Can you actually hook a reader in two sentences? I have problems with my elevator speech and that’s a lot longer than two sentences. However, the answer is yes, and I know from experience, you had better hook your reader, or literary agent, right away if you want to make a sell.
The next question for me, is how do I write a 2-sentence hook? My story is complicated, and I don’t even know where to begin.
A 2-story hook has three components. These not only provide the gist of your story, but also an abbreviated outline of what you are trying to accomplish.
- Character – Who is your hero or heroine? You don’t want to give that character a name in your 2-sentence write up. Give them an identity. Not Anne, but a young orphan girl. Not James, but a young boy born into slavery.
- Core Desire – What does your character really want? To be loved, respected? To become famous or rich? What is motivating your characters actions? This is something I’ve discussed in previous blogs. It has to be relatable.
- Obstacle – The inciting incident threatening the core identity of your hero/heroine. It doesn’t have to be a big problem, but it does have to be big in your character’s mind.
You can embellish your hook by adding more description or upping the stakes (the clock is ticking).
A young corpsman involved in an IED explosion in Afghanistan loses his memory and struggles to regain his identity. He is misidentified and placed in the home of total strangers.

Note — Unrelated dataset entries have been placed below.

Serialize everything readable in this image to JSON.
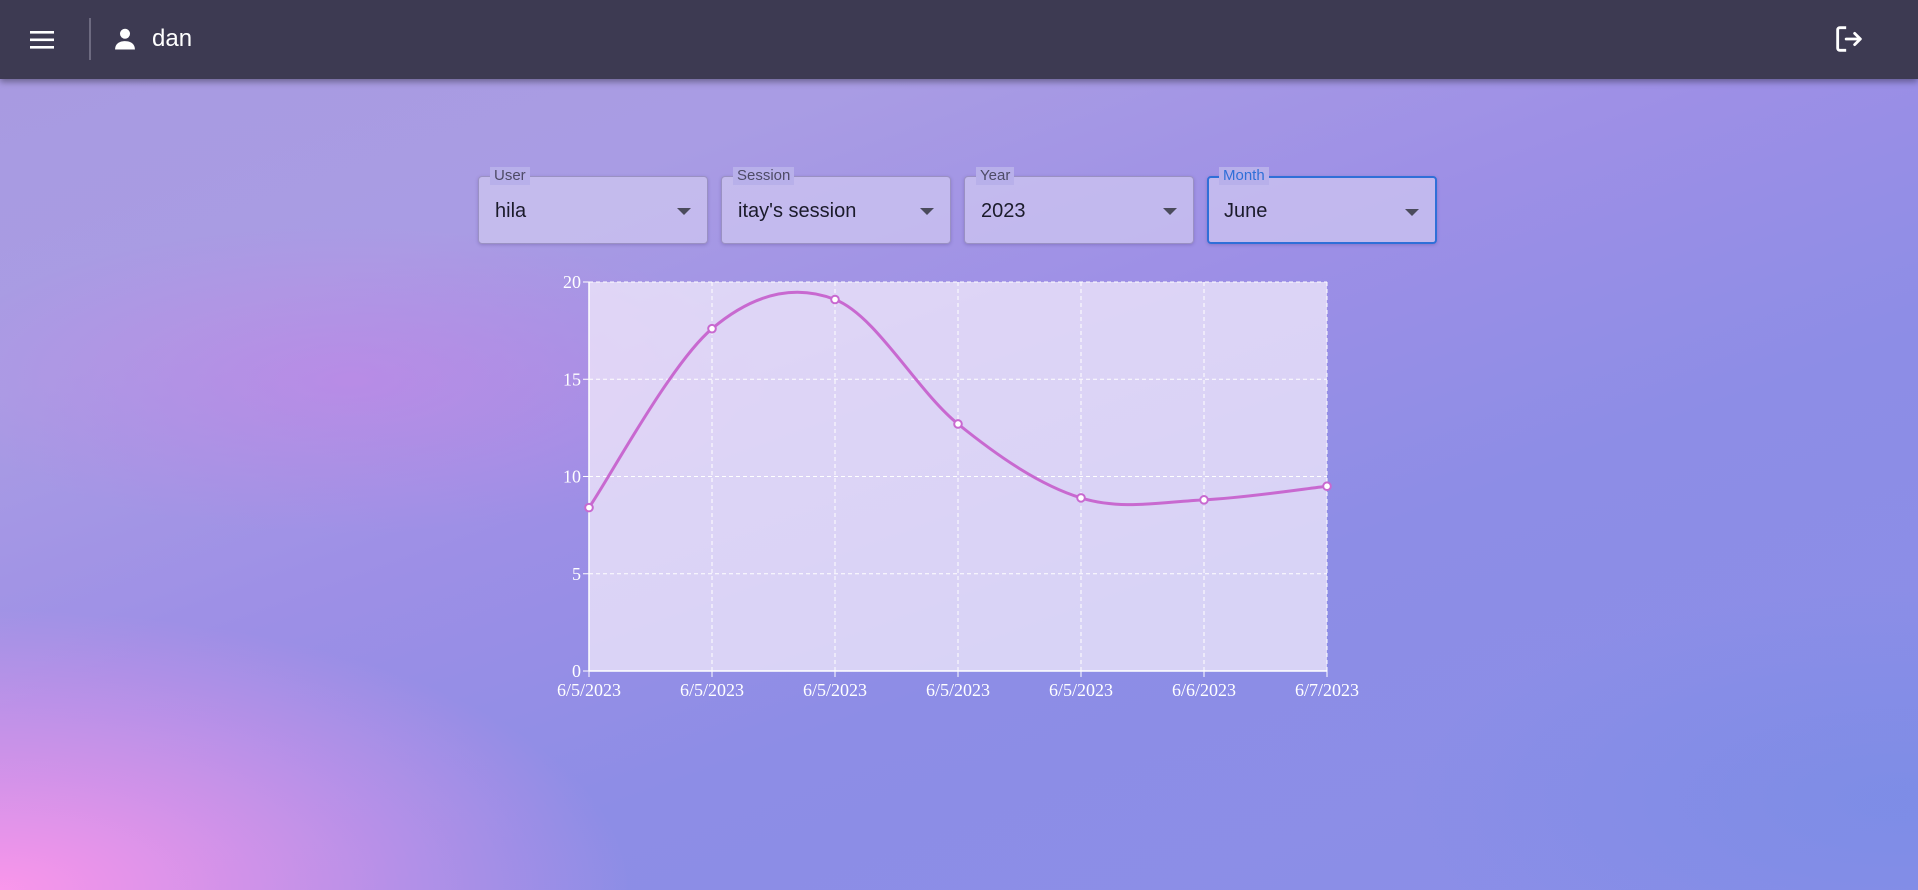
{
  "header": {
    "username": "dan",
    "icons": {
      "menu": "menu-icon",
      "user": "person-icon",
      "logout": "logout-icon"
    }
  },
  "filters": {
    "user": {
      "label": "User",
      "value": "hila"
    },
    "session": {
      "label": "Session",
      "value": "itay's session"
    },
    "year": {
      "label": "Year",
      "value": "2023"
    },
    "month": {
      "label": "Month",
      "value": "June",
      "focused": true
    }
  },
  "colors": {
    "appbar": "#3d3a52",
    "accent": "#2f6fd8",
    "series": "#c869d0"
  },
  "chart_data": {
    "type": "line",
    "x": [
      "6/5/2023",
      "6/5/2023",
      "6/5/2023",
      "6/5/2023",
      "6/5/2023",
      "6/6/2023",
      "6/7/2023"
    ],
    "series": [
      {
        "values": [
          8.4,
          17.6,
          19.1,
          12.7,
          8.9,
          8.8,
          9.5
        ]
      }
    ],
    "yticks": [
      0,
      5,
      10,
      15,
      20
    ],
    "ylim": [
      0,
      20
    ],
    "grid": true,
    "smooth": true,
    "title": "",
    "xlabel": "",
    "ylabel": ""
  }
}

My first attempt at a 2-sentence hook. It leaves a lot of questions, but I guess that is the hook. Hopefully your reader will want to know more.
Something to think about.